Step 2 – Grievance meeting: The Grievance Panel will invite you to attend a meeting, without unavoidable delay, to discuss the matter. The invitation should also state that you are entitled to be accompanied to the meeting. FCBP will also consider whether any reasonable adjustments are required for disabled volunteers, such as allowing a support worker or sign language interpreter to attend the meeting.

In the meeting:

  • The Grievance Panel will take notes or record the meeting
  • The Grievance Panel will introduce the meeting, read out the grounds for your grievance, ask if they are correct and require clarification if unclear
  • You will be given the opportunity to put forward your case and say how you would like to see it resolved. You may call witnesses and refer to any documents previously provided to the Grievance Panel
  • The Grievance Panel may question you and any of the witnesses

Step 3 – Investigation and decision: The meeting should be adjourned by the Grievance Panel in order for them to undertake an investigation into the volunteer’s complaints. The investigation should be full and thorough in order to determine, as far as possible, the facts of the case and to allow the Grievance Panel to come to a decision. Where necessary, the meeting will be reconvened to allow the Panel to put further questions to the volunteer. The Panel may need to take the case to the Directors’ Group.

Having considered the grievance, the Grievance Panel will give their decision regarding the case in writing, normally within five working days. The decision will set out what action is being taken to address the grievance and will notify you of the right of appeal and the procedure to be followed if you choose to do so.


If you are unhappy with the Grievance Panel’s decision and you wish to appeal, you should inform the Directors’ Group.

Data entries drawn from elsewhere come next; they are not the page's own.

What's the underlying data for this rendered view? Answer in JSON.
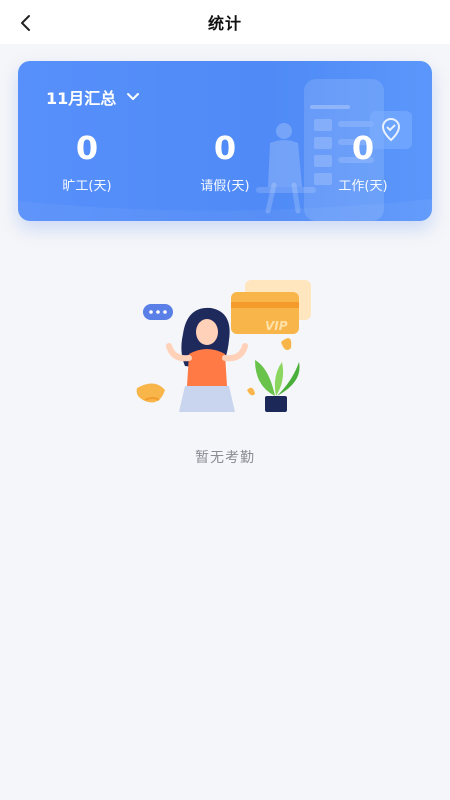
{
  "header": {
    "title": "统计",
    "back_icon": "chevron-left-icon"
  },
  "summary": {
    "month_label": "11月汇总",
    "dropdown_icon": "chevron-down-icon",
    "stats": [
      {
        "value": "0",
        "label": "旷工(天)"
      },
      {
        "value": "0",
        "label": "请假(天)"
      },
      {
        "value": "0",
        "label": "工作(天)"
      }
    ],
    "accent": "#5790fb"
  },
  "empty_state": {
    "text": "暂无考勤",
    "illustration": "woman-shrugging-illustration",
    "badge_text": "VIP"
  }
}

You will be invited to an appeal meeting, normally within five working days, and your appeal will be heard by the Directors who were not part of the initial Grievance Panel. You have the right to be accompanied to this meeting.

After the meeting, the relevant Directors will give you their decision, normally within 24 hours. This decision is final.


All parties involved will be asked to maintain confidentiality.

The Coordinators and Directors will endeavour to respect your confidentiality as far as possible, but may need to discuss the problem and possible solutions amongst themselves. If you request that an issue not be discussed with certain individuals (because you have conflict with someone in particular) this will be respected. However, confidentiality should not be used as a barrier to solving problems. If it is felt that the problem will be prolonged by secrecy you will be informed that the grievance cannot be kept confidential.

FCBP retains the right to breach confidentiality (and will inform the employee of this intention) should it be believed the client is a) in danger unto themselves or anyone else, or b) the client is operating beyond the law (extreme circumstance).